The word “love” is misunderstood in the modern language. Some use this word to mean a wide range of affections from “I love pizza” to “I love my family.” Others use the word to justify acts that are sinful, scandalous, or outright evil. The problem in English is we only have one word to describe various affections.
What exactly does Jesus mean in today’s Gospel when he says “love one another?” Here is a brief Catechesis of the Greek words for the types of love used in the scriptures:
Storge- (STOR-geh)- is an affection type of love, a feeling of empathy based on fondness or familiarity. It’s the love we see between parents and children or between other family members, or between pet and owner. You may never have been friends with a sibling, cousin etc...outside the context of being related to them, but storge is a fondness that comes with familiarity- it can exist even if you can’t stand the person. Even animals experience affection between one another, but this is not the highest form of love; it’s the love that least separates us from other creatures.
Philia (FIL-ee-uh): a love of choice. It is true friendship love; it is the love of a real friend Aristotle identified three forms of friendship:
1. Utility: A friendship of utility is based on function or use. The friends are useful to each other. 2. Pleasure: A friendship of pleasure is based on shared experiences (the friends share a love of the same things, interests, music, sport, etc.. ). In other words, they enjoy being with the friend. 3. Virtue: In a virtuous friendship, there is a common goal in which both people encourage one another to excellence. They do not let the friend be any less than he/she can be. In a virtuous Christian friendship, the common goal is heaven and a life of virtue.

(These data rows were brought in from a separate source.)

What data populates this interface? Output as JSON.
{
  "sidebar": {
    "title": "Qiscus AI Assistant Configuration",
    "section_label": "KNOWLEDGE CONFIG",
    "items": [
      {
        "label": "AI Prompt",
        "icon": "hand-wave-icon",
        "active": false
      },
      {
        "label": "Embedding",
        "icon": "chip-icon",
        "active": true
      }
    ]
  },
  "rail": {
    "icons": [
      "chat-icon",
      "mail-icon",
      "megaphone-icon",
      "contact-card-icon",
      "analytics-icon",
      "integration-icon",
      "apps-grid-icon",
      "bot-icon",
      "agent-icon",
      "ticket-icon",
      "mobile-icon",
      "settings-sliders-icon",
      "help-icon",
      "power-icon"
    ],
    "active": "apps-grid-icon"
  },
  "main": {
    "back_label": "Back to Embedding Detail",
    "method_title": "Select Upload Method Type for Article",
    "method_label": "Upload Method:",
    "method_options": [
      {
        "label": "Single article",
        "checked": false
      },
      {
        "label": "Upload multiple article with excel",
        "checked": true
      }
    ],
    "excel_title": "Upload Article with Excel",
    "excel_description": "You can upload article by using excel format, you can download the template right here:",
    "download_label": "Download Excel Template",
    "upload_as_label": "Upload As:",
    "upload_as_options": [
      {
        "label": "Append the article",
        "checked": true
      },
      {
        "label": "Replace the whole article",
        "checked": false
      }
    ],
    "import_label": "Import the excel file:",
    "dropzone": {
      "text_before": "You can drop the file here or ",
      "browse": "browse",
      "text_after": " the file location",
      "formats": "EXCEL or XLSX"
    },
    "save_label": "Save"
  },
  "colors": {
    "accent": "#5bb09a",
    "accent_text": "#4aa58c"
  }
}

Eros (AIR-os): is ultimately the yearning for the true, good, and beautiful that calls us out of our- selves. It might be found in the physical beauty of something or someone, the beauty of a sunset, or a song that moves us to tears, or in a truth that pierces our heart, or an act of kindness. In marriage, eros draws couples to all that is true, good, and beautiful in the beloved, not just the pleasure he or she can give. Eros is not lust.
The force of eros can be twisted for our own self-serving pleasure, which often happens in our fallen world. Eros needs to be disciplined and purified if it is to provide not just a fleeting pleasure... there is a danger of being in love with pleasure itself, the idea of a person rather than the actual person.
Agape (uh-GAH-pay): Agape love wills, above all else, the good of the other person. When love is no longer focused on personal gratification or comfort, but lays downs one’s life and pleasure for what the other person needs, agape love is blooming. We see agape love in romantic films or certain super hero films where the hero risks his or her life for a loved one or someone else. But agape love is often lived much more quietly: in embracing daily household chores, being kind and patient when a loved one is suffered, forgiving when we have been wronged and letting go of our hurt, putting the needs of our spouse or child before our own.
Love is “willing the good of the other, for the other’s sake.”
No doubt Jesus experienced each of these loves: he felt storge love for his family and philia love for his Apostles. The eros of Christ led him to seek his Father in the intimacy of his prayers, but it was his agape love led him to the Cross.
So, when Jesus says “love one another,” to which “love” is he referring? Agape love.”This is how all will know that you are my disciples, if you have love (agape) for one another” (John 13:35).
God bless you all,
Father Robert Letona